And what’s serious money?  I would have thought a 20% capital gain in 12 months as a baseline.  A minimum 20% return was the “hurdle rate” used by property finance when I was a part of the BIG BANK so we’ll use that number.
So, you want to win the hand.  Make the right bet.  But how do you know if you have good cards?  Particularly if you are new to the game?
Now the good news.
We are now in the era of Big Data where there is more information available in the public domain than ever before in human history, and the quality of that data is improving dramatically.  The issue though has been whether or not the data has been reliable.
That’s because in many cases the data has been just opinion, not empirical.  Text, not numbers.
BUT, it appears what has happened over the past couple of years is it has become apparent how powerful statistics are and as a result they have become cool (at least in my warped definition of “cool”).
Websites are being simplified and made easier to navigate and the data provided is now largely reliable.
The Real Estate Institute of WA (REIWA) website has been relaunched and the WA Market tab is a portal into some detailed information in table form regarding every suburb in the metro area, as well as every regional area.
Have a look.  Play around.
That website will provide information regarding the direction of the various mini-markets, as well as the features of those mini-markets such as average age, number of residents, number of sales over the past 12 months, et cetera.
The next source of data comes courtesy of another friend who is a consultant whom we will call The Environmentalist.
The Environmentalist loves data, a beer, and a beer and a chat about data.  He does me the great courtesy of reading the Update and was good enough to send me a blog and suggest I subscribe, which I did.
The blog is part of the Urban Development Institute of Australia, Western Australia website. Just Google UDIA.
This site provides updates on statutory plans, developments, announcements that might once have only been available to those inside the property industry….and that’s how the website markets itself, as a site for the property industry.

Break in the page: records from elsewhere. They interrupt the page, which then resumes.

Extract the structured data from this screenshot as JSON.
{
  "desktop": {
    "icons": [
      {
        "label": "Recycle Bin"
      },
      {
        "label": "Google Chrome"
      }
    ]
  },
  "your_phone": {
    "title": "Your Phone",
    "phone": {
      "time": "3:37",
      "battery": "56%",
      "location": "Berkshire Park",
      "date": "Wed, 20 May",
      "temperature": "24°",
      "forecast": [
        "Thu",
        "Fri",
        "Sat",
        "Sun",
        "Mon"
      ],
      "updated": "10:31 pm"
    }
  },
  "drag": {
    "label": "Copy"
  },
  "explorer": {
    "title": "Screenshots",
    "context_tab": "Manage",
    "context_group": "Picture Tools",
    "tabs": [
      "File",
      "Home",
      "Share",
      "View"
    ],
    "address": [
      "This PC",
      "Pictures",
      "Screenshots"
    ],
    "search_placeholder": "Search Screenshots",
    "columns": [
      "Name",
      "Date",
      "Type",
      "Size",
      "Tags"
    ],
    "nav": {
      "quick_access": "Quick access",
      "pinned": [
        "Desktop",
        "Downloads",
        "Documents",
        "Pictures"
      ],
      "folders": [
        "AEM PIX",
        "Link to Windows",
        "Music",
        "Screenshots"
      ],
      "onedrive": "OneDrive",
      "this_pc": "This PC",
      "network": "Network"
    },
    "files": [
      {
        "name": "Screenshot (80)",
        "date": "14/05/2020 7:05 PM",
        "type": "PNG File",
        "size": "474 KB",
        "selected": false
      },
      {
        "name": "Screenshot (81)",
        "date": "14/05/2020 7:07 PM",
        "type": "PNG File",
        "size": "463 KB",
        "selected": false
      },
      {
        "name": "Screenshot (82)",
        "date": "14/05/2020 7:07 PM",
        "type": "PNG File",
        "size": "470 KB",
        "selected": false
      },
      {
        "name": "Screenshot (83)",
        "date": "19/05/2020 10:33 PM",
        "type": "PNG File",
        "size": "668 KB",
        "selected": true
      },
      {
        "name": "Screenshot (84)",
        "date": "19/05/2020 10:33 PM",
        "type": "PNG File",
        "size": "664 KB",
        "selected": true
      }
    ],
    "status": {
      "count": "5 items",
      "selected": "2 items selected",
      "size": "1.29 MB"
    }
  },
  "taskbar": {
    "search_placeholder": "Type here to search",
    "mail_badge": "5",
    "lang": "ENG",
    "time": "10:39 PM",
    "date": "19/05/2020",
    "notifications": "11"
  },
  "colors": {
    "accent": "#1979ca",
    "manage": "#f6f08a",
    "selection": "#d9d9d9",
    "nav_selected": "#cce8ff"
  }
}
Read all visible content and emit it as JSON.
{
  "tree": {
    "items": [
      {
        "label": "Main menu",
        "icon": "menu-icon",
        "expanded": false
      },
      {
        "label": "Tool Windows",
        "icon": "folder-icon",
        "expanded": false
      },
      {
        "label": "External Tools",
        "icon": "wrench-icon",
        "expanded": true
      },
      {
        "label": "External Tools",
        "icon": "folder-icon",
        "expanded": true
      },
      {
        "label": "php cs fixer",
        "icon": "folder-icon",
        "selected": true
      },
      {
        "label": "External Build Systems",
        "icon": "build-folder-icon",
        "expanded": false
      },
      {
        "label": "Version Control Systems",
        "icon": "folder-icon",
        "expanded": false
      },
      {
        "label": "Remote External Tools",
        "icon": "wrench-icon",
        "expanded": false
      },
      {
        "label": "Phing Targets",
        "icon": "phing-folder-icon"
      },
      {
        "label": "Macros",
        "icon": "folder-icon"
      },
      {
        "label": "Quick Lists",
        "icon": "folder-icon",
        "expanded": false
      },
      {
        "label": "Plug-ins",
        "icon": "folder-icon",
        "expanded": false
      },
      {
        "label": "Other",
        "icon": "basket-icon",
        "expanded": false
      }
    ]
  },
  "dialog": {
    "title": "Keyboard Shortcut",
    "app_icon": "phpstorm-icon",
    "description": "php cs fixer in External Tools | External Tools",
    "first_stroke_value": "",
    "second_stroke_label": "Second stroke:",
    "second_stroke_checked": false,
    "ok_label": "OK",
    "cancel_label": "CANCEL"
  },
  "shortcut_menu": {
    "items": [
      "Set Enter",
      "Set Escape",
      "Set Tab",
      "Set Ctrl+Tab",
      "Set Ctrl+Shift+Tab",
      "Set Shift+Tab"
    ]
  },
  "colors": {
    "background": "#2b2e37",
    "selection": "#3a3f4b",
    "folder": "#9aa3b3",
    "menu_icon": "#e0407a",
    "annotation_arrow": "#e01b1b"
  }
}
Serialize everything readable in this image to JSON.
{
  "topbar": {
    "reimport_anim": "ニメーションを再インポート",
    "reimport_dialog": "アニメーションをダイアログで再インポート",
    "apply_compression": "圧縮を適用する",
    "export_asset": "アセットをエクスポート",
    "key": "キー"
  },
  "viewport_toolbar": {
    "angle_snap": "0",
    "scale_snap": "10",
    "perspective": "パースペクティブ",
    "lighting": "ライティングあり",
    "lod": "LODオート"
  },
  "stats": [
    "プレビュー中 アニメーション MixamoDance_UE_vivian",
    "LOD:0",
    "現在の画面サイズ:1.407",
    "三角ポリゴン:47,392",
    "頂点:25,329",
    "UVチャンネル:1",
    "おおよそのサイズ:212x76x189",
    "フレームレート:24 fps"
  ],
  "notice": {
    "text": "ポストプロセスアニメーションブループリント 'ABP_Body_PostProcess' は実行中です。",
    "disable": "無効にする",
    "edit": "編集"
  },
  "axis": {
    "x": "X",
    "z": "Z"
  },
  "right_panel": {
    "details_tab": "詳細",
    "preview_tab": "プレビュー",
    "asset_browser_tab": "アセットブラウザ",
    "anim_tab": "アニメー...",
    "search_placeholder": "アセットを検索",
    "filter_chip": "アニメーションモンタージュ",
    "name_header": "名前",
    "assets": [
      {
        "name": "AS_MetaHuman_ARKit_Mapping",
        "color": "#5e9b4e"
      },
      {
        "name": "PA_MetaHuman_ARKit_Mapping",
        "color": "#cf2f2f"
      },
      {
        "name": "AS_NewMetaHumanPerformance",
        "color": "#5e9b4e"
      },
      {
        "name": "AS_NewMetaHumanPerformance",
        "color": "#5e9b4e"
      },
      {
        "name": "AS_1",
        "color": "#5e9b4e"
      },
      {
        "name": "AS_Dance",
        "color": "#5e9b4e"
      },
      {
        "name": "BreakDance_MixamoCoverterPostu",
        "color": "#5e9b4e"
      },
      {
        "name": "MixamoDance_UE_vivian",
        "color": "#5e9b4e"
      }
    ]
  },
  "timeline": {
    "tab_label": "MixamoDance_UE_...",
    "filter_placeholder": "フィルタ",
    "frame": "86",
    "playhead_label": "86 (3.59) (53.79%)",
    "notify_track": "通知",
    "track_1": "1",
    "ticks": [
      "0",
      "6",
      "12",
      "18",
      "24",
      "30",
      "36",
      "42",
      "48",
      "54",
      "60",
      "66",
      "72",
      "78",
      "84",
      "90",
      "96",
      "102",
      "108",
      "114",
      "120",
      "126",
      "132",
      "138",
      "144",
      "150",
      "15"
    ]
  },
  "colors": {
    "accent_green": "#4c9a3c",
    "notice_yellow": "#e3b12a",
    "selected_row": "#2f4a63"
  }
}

That’s a good start.  Two sources of reliable data that might make you feel like you have reasonable cards.
Food for thought….